1961: WUOM power increased to 230,000 watts. Satellite station WVGR (Grand Rapids) goes on the air, increasing station's coverage area to include Southwest Michigan. (The WVGR call letters were tribute to Fred Vogt, who led fundraising efforts for the station.)

1963: Tom Hemingway broadcasts his first Michigan football game for WUOM (UM vs. SMU)
Michigan Football Sticker

1967: First broadcast of Jazz Revisited, the station's long running program featuring music from the early years of jazz, hosted by Hazen Schmacher.

With involvement from WUOM General Manager Edwin Burrow and former Program Director Jerrold Sandler, Congress passes the Public Broadcasting Act of 1967, which becomes the financial foundation for public radio across the country.
Read about the creation of the Public Broadcasting Act

1971: WUOM joins National Public Radio, and becomes one of the flagship stations to begin airing All Things Considered. Linked with NPR headquarters in Washington D.C. via monaural land line interconnect, the station is able to broadcast programs from NPR or 75 other member stations. First appeal for listener contributions.

1973: First stereo control board completed; first stereo broadcast. Broadcast day increased to 18 ½ hours.
View the WUOM program schedule from April, 1973 (PDF)

1974: First on-air membership marathon conducted.
View an early membership drive photo

1978: Live music studio and stereo room completed. Site surveys for NPR's satellite interconnect completed.

1985: WFUM-FM goes back on the air serving the Flint area at 91.1 FM, simulcasting programming from WUOM/WVGR.

1988: Weekend Edition debuts on the station.

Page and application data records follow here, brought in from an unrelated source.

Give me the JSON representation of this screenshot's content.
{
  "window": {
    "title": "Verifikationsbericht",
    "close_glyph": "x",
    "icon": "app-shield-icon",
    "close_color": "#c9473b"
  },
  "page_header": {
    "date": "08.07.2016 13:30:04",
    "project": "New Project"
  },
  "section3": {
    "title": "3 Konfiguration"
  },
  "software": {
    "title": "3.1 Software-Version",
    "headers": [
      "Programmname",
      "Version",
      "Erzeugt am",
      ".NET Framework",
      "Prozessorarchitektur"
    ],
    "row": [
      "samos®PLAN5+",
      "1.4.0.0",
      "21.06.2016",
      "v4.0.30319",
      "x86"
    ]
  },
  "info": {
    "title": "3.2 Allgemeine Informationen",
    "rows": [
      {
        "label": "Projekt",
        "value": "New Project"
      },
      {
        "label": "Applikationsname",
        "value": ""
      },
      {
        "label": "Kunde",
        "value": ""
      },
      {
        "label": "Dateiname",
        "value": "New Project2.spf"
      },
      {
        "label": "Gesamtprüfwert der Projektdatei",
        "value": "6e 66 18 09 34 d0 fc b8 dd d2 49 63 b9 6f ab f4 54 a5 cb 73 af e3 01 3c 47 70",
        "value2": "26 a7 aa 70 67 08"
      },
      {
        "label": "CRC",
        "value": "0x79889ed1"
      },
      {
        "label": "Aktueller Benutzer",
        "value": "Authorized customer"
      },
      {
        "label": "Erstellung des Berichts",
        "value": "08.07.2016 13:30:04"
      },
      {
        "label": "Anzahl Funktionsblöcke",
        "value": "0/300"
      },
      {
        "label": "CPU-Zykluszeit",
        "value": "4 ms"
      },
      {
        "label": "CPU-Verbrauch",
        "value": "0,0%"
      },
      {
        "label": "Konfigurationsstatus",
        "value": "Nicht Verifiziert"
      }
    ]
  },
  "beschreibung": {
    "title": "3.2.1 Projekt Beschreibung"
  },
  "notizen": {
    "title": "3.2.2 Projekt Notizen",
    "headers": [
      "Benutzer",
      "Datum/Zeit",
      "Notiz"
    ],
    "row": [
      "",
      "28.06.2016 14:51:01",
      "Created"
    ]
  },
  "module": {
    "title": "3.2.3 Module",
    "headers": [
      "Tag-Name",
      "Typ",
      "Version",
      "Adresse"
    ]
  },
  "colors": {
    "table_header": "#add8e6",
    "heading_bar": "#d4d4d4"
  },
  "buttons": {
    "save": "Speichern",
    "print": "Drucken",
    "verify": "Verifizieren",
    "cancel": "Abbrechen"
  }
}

1989: The Michigan Radio name is adopted, to better reflect the station's large coverage area. Morning Edition and Marketplace debut on Michigan Radio.
Morning Edition Program (PDF)

1995: The BBC Newshour debuts on Michigan Radio. Michigan Radio joins the information superhighway by launching the station's first website.

1996: Michigan Radio inaugurates a new era by adopting a news/talk format, becoming one of the first FM public radio stations to do so. Car Talk, Diane Rehm Show, Fresh Air and Talk of the Nation premiere on the station.

The Great Lakes Radio Consortium (now known as The Environment Report) joins Michigan Radio, providing comprehensive environmental news coverage to public radio stations throughout the Great Lakes region.
View the cover of the September 1996 program guide (PDF)

2003: Michigan Radio moves to the historic Argus Building on West William Street in Ann Arbor.
Photo of Argus Building

2005: Michigan Radio begins HD Radio broadcasting.

2008: Michigan Radio introduces Mobile, an innovative service that allows people to access Michigan Radio and NPR news content on their cell phones and mobile devices.